Word for word, repeat all the entries below, but without the pictures.

*** Dataset content ***

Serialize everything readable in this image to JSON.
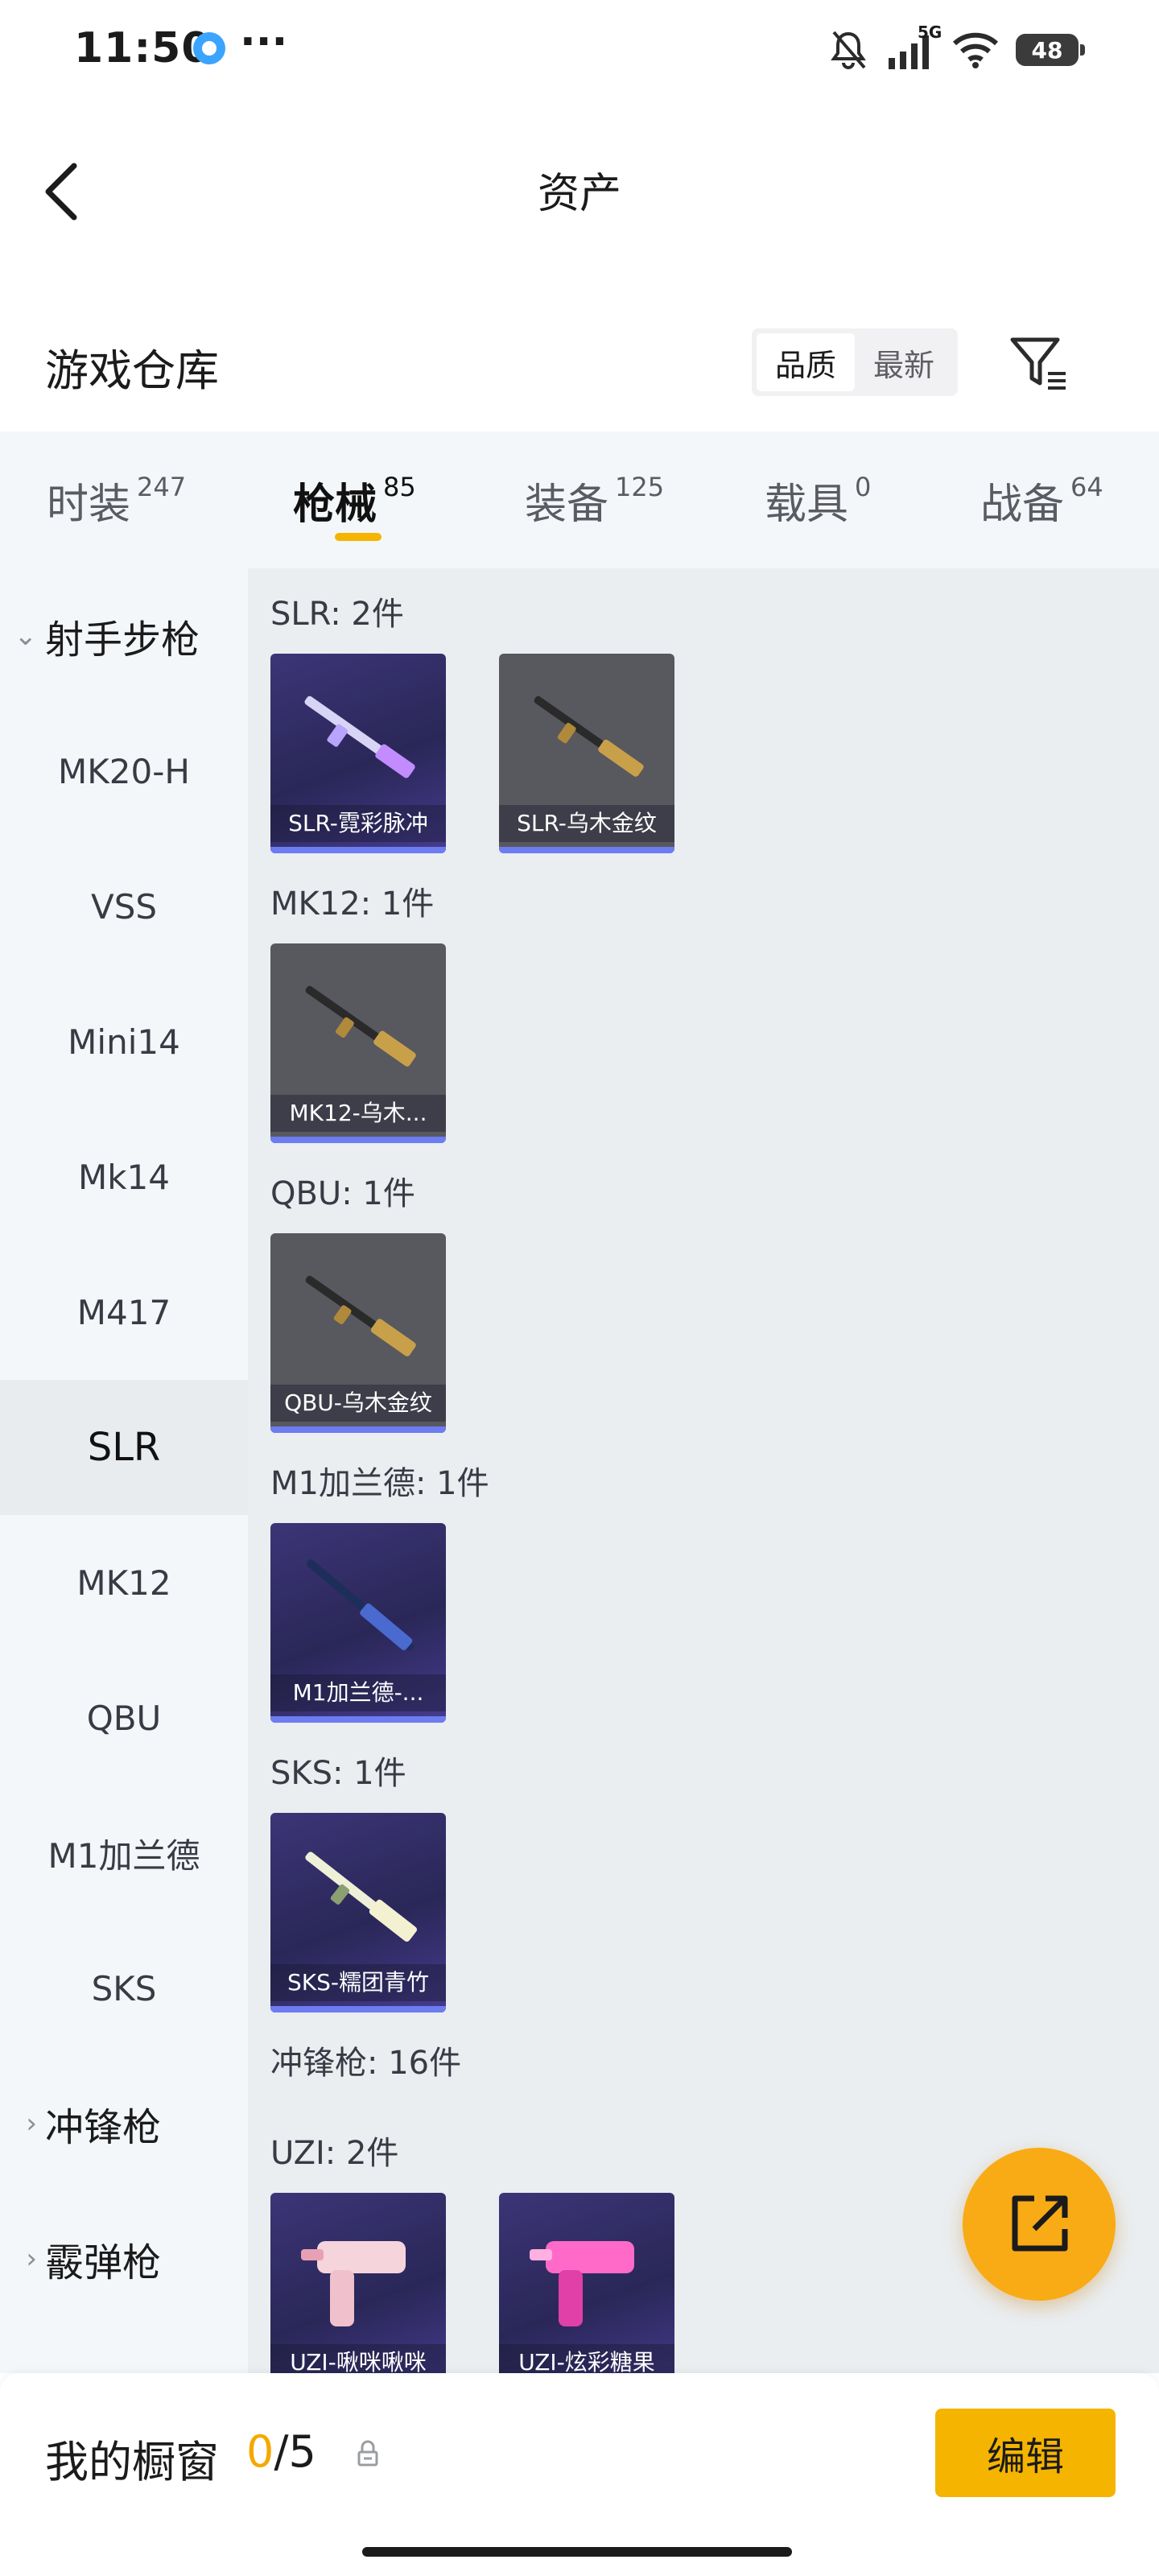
{
  "status": {
    "time": "11:50",
    "more": "···",
    "network": "5G",
    "battery": "48"
  },
  "header": {
    "title": "资产"
  },
  "warehouse": {
    "title": "游戏仓库",
    "sort_options": [
      "品质",
      "最新"
    ]
  },
  "tabs": [
    {
      "label": "时装",
      "count": "247"
    },
    {
      "label": "枪械",
      "count": "85"
    },
    {
      "label": "装备",
      "count": "125"
    },
    {
      "label": "载具",
      "count": "0"
    },
    {
      "label": "战备",
      "count": "64"
    }
  ],
  "sidebar": {
    "group_open": "射手步枪",
    "items": [
      "MK20-H",
      "VSS",
      "Mini14",
      "Mk14",
      "M417",
      "SLR",
      "MK12",
      "QBU",
      "M1加兰德",
      "SKS"
    ],
    "active_item": "SLR",
    "collapsed_groups": [
      "冲锋枪",
      "霰弹枪"
    ]
  },
  "content": {
    "groups": [
      {
        "title": "SLR: 2件",
        "cards": [
          "SLR-霓彩脉冲",
          "SLR-乌木金纹"
        ]
      },
      {
        "title": "MK12: 1件",
        "cards": [
          "MK12-乌木..."
        ]
      },
      {
        "title": "QBU: 1件",
        "cards": [
          "QBU-乌木金纹"
        ]
      },
      {
        "title": "M1加兰德: 1件",
        "cards": [
          "M1加兰德-..."
        ]
      },
      {
        "title": "SKS: 1件",
        "cards": [
          "SKS-糯团青竹"
        ]
      }
    ],
    "category_title": "冲锋枪: 16件",
    "uzi": {
      "title": "UZI: 2件",
      "cards": [
        "UZI-啾咪啾咪",
        "UZI-炫彩糖果"
      ]
    }
  },
  "bottom": {
    "showcase_label": "我的橱窗",
    "showcase_current": "0",
    "showcase_total": "/5",
    "edit_label": "编辑"
  },
  "colors": {
    "accent": "#f5b400",
    "card_purple": "#2a2758",
    "card_gray": "#58585f",
    "card_stripe": "#6d7cf0"
  }
}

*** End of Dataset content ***

◆ Finished exercise ◆
Serialize everything readable in this image to JSON.
{
  "status": {
    "time": "11:50",
    "more": "···",
    "network": "5G",
    "battery": "48"
  },
  "header": {
    "title": "资产"
  },
  "warehouse": {
    "title": "游戏仓库",
    "sort_options": [
      "品质",
      "最新"
    ]
  },
  "tabs": [
    {
      "label": "时装",
      "count": "247"
    },
    {
      "label": "枪械",
      "count": "85"
    },
    {
      "label": "装备",
      "count": "125"
    },
    {
      "label": "载具",
      "count": "0"
    },
    {
      "label": "战备",
      "count": "64"
    }
  ],
  "sidebar": {
    "group_open": "射手步枪",
    "items": [
      "MK20-H",
      "VSS",
      "Mini14",
      "Mk14",
      "M417",
      "SLR",
      "MK12",
      "QBU",
      "M1加兰德",
      "SKS"
    ],
    "active_item": "SLR",
    "collapsed_groups": [
      "冲锋枪",
      "霰弹枪"
    ]
  },
  "content": {
    "groups": [
      {
        "title": "SLR: 2件",
        "cards": [
          "SLR-霓彩脉冲",
          "SLR-乌木金纹"
        ]
      },
      {
        "title": "MK12: 1件",
        "cards": [
          "MK12-乌木..."
        ]
      },
      {
        "title": "QBU: 1件",
        "cards": [
          "QBU-乌木金纹"
        ]
      },
      {
        "title": "M1加兰德: 1件",
        "cards": [
          "M1加兰德-..."
        ]
      },
      {
        "title": "SKS: 1件",
        "cards": [
          "SKS-糯团青竹"
        ]
      }
    ],
    "category_title": "冲锋枪: 16件",
    "uzi": {
      "title": "UZI: 2件",
      "cards": [
        "UZI-啾咪啾咪",
        "UZI-炫彩糖果"
      ]
    }
  },
  "bottom": {
    "showcase_label": "我的橱窗",
    "showcase_current": "0",
    "showcase_total": "/5",
    "edit_label": "编辑"
  },
  "colors": {
    "accent": "#f5b400",
    "card_purple": "#2a2758",
    "card_gray": "#58585f",
    "card_stripe": "#6d7cf0"
  }
}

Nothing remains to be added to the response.